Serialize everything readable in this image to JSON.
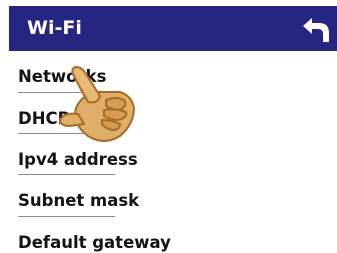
{
  "header": {
    "title": "Wi-Fi",
    "back_icon": "back-arrow-icon",
    "background_color": "#262682"
  },
  "menu": {
    "items": [
      {
        "label": "Networks"
      },
      {
        "label": "DHCP"
      },
      {
        "label": "Ipv4 address"
      },
      {
        "label": "Subnet mask"
      },
      {
        "label": "Default gateway"
      }
    ]
  },
  "pointer": {
    "icon": "tap-hand-icon"
  }
}
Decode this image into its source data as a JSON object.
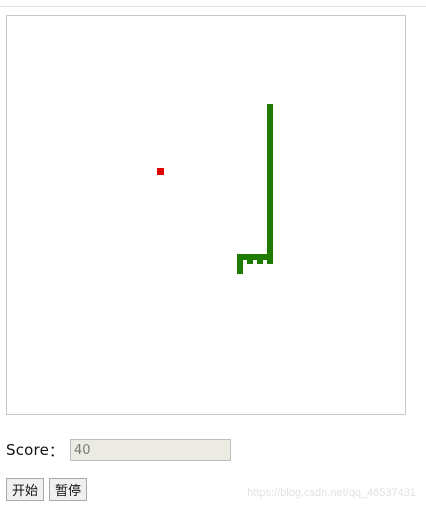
{
  "game": {
    "colors": {
      "snake": "#1f7a00",
      "food": "#e00000",
      "board_border": "#c8c8c8"
    },
    "snake_cells": [
      [
        26,
        9
      ],
      [
        26,
        10
      ],
      [
        26,
        11
      ],
      [
        26,
        12
      ],
      [
        26,
        13
      ],
      [
        26,
        14
      ],
      [
        26,
        15
      ],
      [
        26,
        16
      ],
      [
        26,
        17
      ],
      [
        26,
        18
      ],
      [
        26,
        19
      ],
      [
        26,
        20
      ],
      [
        26,
        21
      ],
      [
        26,
        22
      ],
      [
        26,
        23
      ],
      [
        26,
        24
      ],
      [
        25,
        24
      ],
      [
        24,
        24
      ],
      [
        23,
        24
      ],
      [
        23,
        25
      ]
    ],
    "food_cell": [
      15,
      15
    ]
  },
  "score": {
    "label": "Score",
    "colon": "：",
    "value": "40"
  },
  "controls": {
    "start_label": "开始",
    "pause_label": "暂停"
  },
  "watermark": {
    "text": "https://blog.csdn.net/qq_46537431"
  }
}
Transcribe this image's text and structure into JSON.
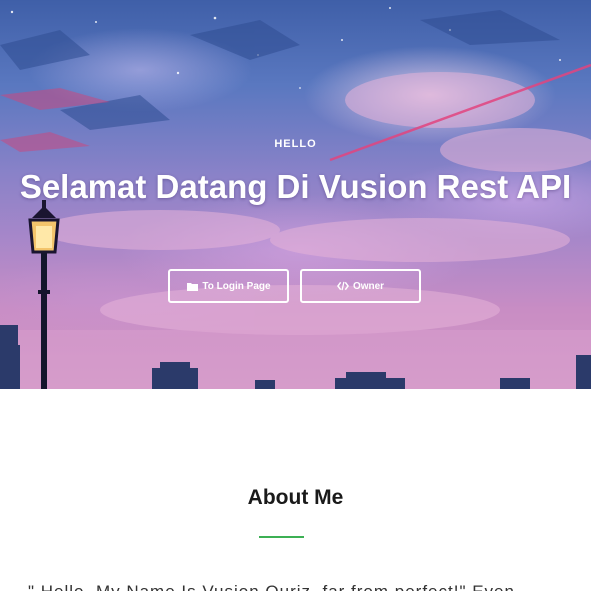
{
  "hero": {
    "greeting": "HELLO",
    "title": "Selamat Datang Di Vusion Rest API",
    "buttons": [
      {
        "label": "To Login Page",
        "icon": "folder-icon"
      },
      {
        "label": "Owner",
        "icon": "code-icon"
      }
    ]
  },
  "about": {
    "title": "About Me",
    "text": "\" Hello, My Name Is Vusion Quriz, far from perfect!\" Even",
    "accent_color": "#3cb054"
  }
}
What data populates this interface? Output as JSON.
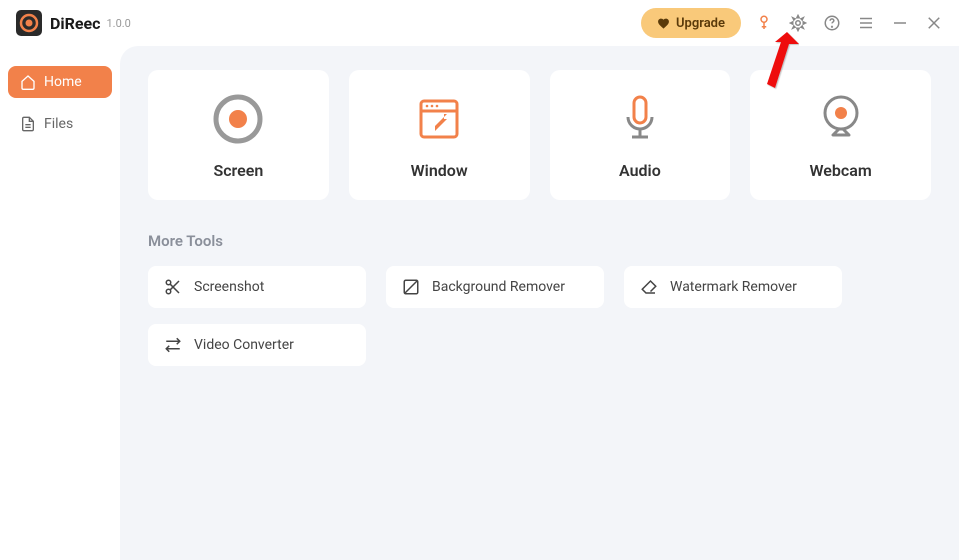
{
  "app": {
    "name": "DiReec",
    "version": "1.0.0"
  },
  "titlebar": {
    "upgrade_label": "Upgrade"
  },
  "sidebar": {
    "items": [
      {
        "label": "Home",
        "active": true
      },
      {
        "label": "Files",
        "active": false
      }
    ]
  },
  "main": {
    "cards": [
      {
        "label": "Screen"
      },
      {
        "label": "Window"
      },
      {
        "label": "Audio"
      },
      {
        "label": "Webcam"
      }
    ],
    "more_tools_label": "More Tools",
    "tools": [
      {
        "label": "Screenshot"
      },
      {
        "label": "Background Remover"
      },
      {
        "label": "Watermark Remover"
      },
      {
        "label": "Video Converter"
      }
    ]
  },
  "colors": {
    "accent": "#f2814a",
    "upgrade": "#f9c97a"
  }
}
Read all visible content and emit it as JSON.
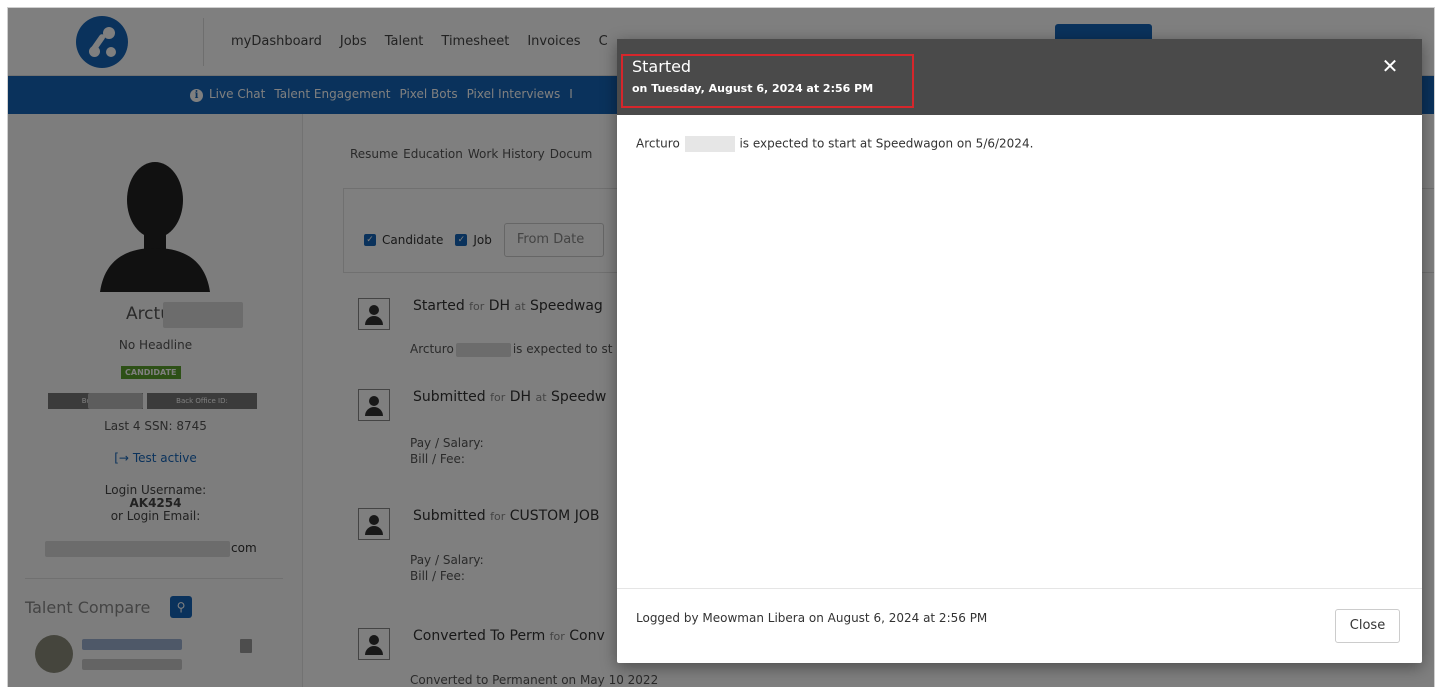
{
  "topnav": {
    "links": [
      "myDashboard",
      "Jobs",
      "Talent",
      "Timesheet",
      "Invoices",
      "C"
    ]
  },
  "subnav": {
    "items": [
      "Live Chat",
      "Talent Engagement",
      "Pixel Bots",
      "Pixel Interviews",
      "I"
    ]
  },
  "profile": {
    "first_name": "Arcturo",
    "headline": "No Headline",
    "badge": "CANDIDATE",
    "bold_id_label": "Bold ID:",
    "back_office_label": "Back Office ID:",
    "ssn": "Last 4 SSN: 8745",
    "test_active": "Test active",
    "login_username_label": "Login Username:",
    "login_username": "AK4254",
    "login_email_label": "or Login Email:",
    "email_suffix": "com",
    "talent_compare": "Talent Compare"
  },
  "content": {
    "tabs": [
      "Resume",
      "Education",
      "Work History",
      "Docum"
    ],
    "filters": {
      "candidate": "Candidate",
      "job": "Job",
      "from_date_placeholder": "From Date"
    },
    "feed": [
      {
        "title": "Started",
        "for": "for",
        "target": "DH",
        "at": "at",
        "place": "Speedwag",
        "line1": "Arcturo",
        "line1_tail": "is expected to st"
      },
      {
        "title": "Submitted",
        "for": "for",
        "target": "DH",
        "at": "at",
        "place": "Speedw",
        "line1": "Pay / Salary:",
        "line2": "Bill / Fee:"
      },
      {
        "title": "Submitted",
        "for": "for",
        "target": "CUSTOM JOB",
        "line1": "Pay / Salary:",
        "line2": "Bill / Fee:"
      },
      {
        "title": "Converted To Perm",
        "for": "for",
        "target": "Conv",
        "line1": "Converted to Permanent on May 10 2022"
      }
    ]
  },
  "modal": {
    "title": "Started",
    "subtitle": "on Tuesday, August 6, 2024 at 2:56 PM",
    "close_icon": "close-icon",
    "body_name": "Arcturo",
    "body_text": "is expected to start at Speedwagon on 5/6/2024.",
    "footer_text": "Logged by Meowman Libera on August 6, 2024 at 2:56 PM",
    "close_label": "Close",
    "highlight_color": "#d6262b"
  }
}
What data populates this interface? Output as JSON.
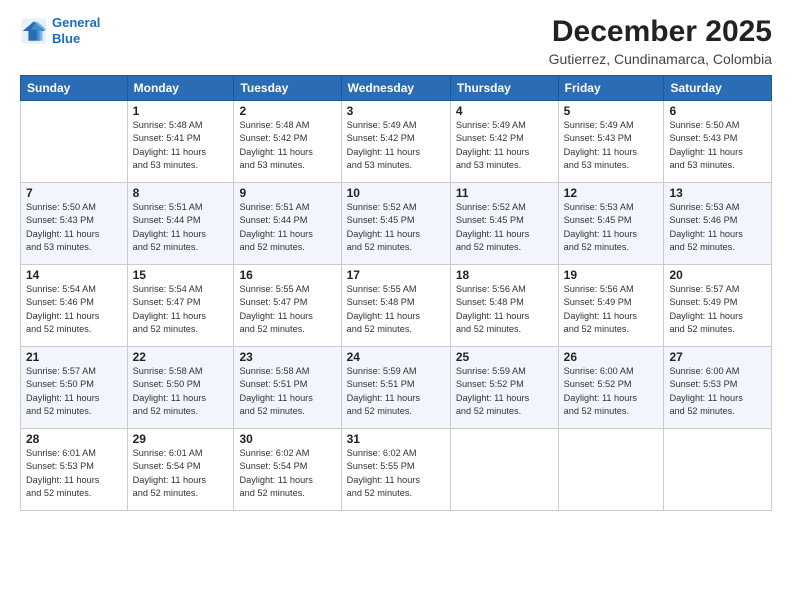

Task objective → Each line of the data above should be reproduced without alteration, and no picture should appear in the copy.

Task output →
Serialize everything readable in this image to JSON.
{
  "header": {
    "title": "Wi-Fi",
    "back_icon": "back-arrow-icon",
    "background_color": "#262682"
  },
  "menu": {
    "items": [
      {
        "label": "Networks"
      },
      {
        "label": "DHCP"
      },
      {
        "label": "Ipv4 address"
      },
      {
        "label": "Subnet mask"
      },
      {
        "label": "Default gateway"
      }
    ]
  },
  "pointer": {
    "icon": "tap-hand-icon"
  }
}
Decode this image into its source data as a JSON object.
{
  "game": {
    "colors": {
      "snake": "#1f7a00",
      "food": "#e00000",
      "board_border": "#c8c8c8"
    },
    "snake_cells": [
      [
        26,
        9
      ],
      [
        26,
        10
      ],
      [
        26,
        11
      ],
      [
        26,
        12
      ],
      [
        26,
        13
      ],
      [
        26,
        14
      ],
      [
        26,
        15
      ],
      [
        26,
        16
      ],
      [
        26,
        17
      ],
      [
        26,
        18
      ],
      [
        26,
        19
      ],
      [
        26,
        20
      ],
      [
        26,
        21
      ],
      [
        26,
        22
      ],
      [
        26,
        23
      ],
      [
        26,
        24
      ],
      [
        25,
        24
      ],
      [
        24,
        24
      ],
      [
        23,
        24
      ],
      [
        23,
        25
      ]
    ],
    "food_cell": [
      15,
      15
    ]
  },
  "score": {
    "label": "Score",
    "colon": "：",
    "value": "40"
  },
  "controls": {
    "start_label": "开始",
    "pause_label": "暂停"
  },
  "watermark": {
    "text": "https://blog.csdn.net/qq_46537431"
  }
}
Transcribe this image's text and structure into JSON.
{
  "hero": {
    "greeting": "HELLO",
    "title": "Selamat Datang Di Vusion Rest API",
    "buttons": [
      {
        "label": "To Login Page",
        "icon": "folder-icon"
      },
      {
        "label": "Owner",
        "icon": "code-icon"
      }
    ]
  },
  "about": {
    "title": "About Me",
    "text": "\" Hello, My Name Is Vusion Quriz, far from perfect!\" Even",
    "accent_color": "#3cb054"
  }
}
What data populates this interface? Output as JSON.
{
  "app": {
    "name": "DiReec",
    "version": "1.0.0"
  },
  "titlebar": {
    "upgrade_label": "Upgrade"
  },
  "sidebar": {
    "items": [
      {
        "label": "Home",
        "active": true
      },
      {
        "label": "Files",
        "active": false
      }
    ]
  },
  "main": {
    "cards": [
      {
        "label": "Screen"
      },
      {
        "label": "Window"
      },
      {
        "label": "Audio"
      },
      {
        "label": "Webcam"
      }
    ],
    "more_tools_label": "More Tools",
    "tools": [
      {
        "label": "Screenshot"
      },
      {
        "label": "Background Remover"
      },
      {
        "label": "Watermark Remover"
      },
      {
        "label": "Video Converter"
      }
    ]
  },
  "colors": {
    "accent": "#f2814a",
    "upgrade": "#f9c97a"
  }
}
Read all visible content and emit it as JSON.
{
  "topnav": {
    "links": [
      "myDashboard",
      "Jobs",
      "Talent",
      "Timesheet",
      "Invoices",
      "C"
    ]
  },
  "subnav": {
    "items": [
      "Live Chat",
      "Talent Engagement",
      "Pixel Bots",
      "Pixel Interviews",
      "I"
    ]
  },
  "profile": {
    "first_name": "Arcturo",
    "headline": "No Headline",
    "badge": "CANDIDATE",
    "bold_id_label": "Bold ID:",
    "back_office_label": "Back Office ID:",
    "ssn": "Last 4 SSN: 8745",
    "test_active": "Test active",
    "login_username_label": "Login Username:",
    "login_username": "AK4254",
    "login_email_label": "or Login Email:",
    "email_suffix": "com",
    "talent_compare": "Talent Compare"
  },
  "content": {
    "tabs": [
      "Resume",
      "Education",
      "Work History",
      "Docum"
    ],
    "filters": {
      "candidate": "Candidate",
      "job": "Job",
      "from_date_placeholder": "From Date"
    },
    "feed": [
      {
        "title": "Started",
        "for": "for",
        "target": "DH",
        "at": "at",
        "place": "Speedwag",
        "line1": "Arcturo",
        "line1_tail": "is expected to st"
      },
      {
        "title": "Submitted",
        "for": "for",
        "target": "DH",
        "at": "at",
        "place": "Speedw",
        "line1": "Pay / Salary:",
        "line2": "Bill / Fee:"
      },
      {
        "title": "Submitted",
        "for": "for",
        "target": "CUSTOM JOB",
        "line1": "Pay / Salary:",
        "line2": "Bill / Fee:"
      },
      {
        "title": "Converted To Perm",
        "for": "for",
        "target": "Conv",
        "line1": "Converted to Permanent on May 10 2022"
      }
    ]
  },
  "modal": {
    "title": "Started",
    "subtitle": "on Tuesday, August 6, 2024 at 2:56 PM",
    "close_icon": "close-icon",
    "body_name": "Arcturo",
    "body_text": "is expected to start at Speedwagon on 5/6/2024.",
    "footer_text": "Logged by Meowman Libera on August 6, 2024 at 2:56 PM",
    "close_label": "Close",
    "highlight_color": "#d6262b"
  }
}
What data populates this interface? Output as JSON.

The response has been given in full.